Data records for software interfaces
== Segment start ==
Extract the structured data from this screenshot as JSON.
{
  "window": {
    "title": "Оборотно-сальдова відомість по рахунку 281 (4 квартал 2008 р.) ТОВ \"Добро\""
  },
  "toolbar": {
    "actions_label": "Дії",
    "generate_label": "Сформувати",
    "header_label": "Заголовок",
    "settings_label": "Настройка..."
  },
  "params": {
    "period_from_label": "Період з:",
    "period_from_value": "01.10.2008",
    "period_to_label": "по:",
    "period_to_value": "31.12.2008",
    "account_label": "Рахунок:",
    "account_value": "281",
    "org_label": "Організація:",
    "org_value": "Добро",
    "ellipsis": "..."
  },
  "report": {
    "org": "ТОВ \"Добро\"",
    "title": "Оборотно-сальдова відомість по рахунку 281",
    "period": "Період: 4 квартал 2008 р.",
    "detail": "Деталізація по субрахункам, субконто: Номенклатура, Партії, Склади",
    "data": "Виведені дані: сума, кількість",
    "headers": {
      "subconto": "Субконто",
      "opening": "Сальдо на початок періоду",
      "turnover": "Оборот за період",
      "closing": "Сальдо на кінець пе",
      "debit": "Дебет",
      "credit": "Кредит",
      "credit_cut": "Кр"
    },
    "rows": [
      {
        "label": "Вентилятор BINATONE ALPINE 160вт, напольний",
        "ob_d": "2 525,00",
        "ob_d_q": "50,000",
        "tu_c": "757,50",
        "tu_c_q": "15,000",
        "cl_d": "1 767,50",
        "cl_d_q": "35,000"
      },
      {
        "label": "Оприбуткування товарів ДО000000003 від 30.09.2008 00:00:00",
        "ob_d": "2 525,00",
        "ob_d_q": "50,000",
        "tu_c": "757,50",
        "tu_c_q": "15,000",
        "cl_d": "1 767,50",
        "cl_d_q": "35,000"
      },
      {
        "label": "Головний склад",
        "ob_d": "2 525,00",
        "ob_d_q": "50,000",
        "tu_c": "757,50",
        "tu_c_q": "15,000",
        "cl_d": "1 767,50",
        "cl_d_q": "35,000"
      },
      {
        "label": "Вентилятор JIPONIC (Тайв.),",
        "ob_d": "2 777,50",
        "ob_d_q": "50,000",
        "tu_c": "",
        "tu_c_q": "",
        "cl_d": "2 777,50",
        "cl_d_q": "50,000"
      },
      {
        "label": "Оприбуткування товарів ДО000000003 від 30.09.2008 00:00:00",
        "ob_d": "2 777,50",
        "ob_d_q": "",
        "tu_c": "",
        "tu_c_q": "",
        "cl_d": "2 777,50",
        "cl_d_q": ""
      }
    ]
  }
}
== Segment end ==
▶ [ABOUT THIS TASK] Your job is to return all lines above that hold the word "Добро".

▶ [SOLUTION TO THIS PROBLEM]
    "title": "Оборотно-сальдова відомість по рахунку 281 (4 квартал 2008 р.) ТОВ \"Добро\""
    "org_value": "Добро",
    "org": "ТОВ \"Добро\"",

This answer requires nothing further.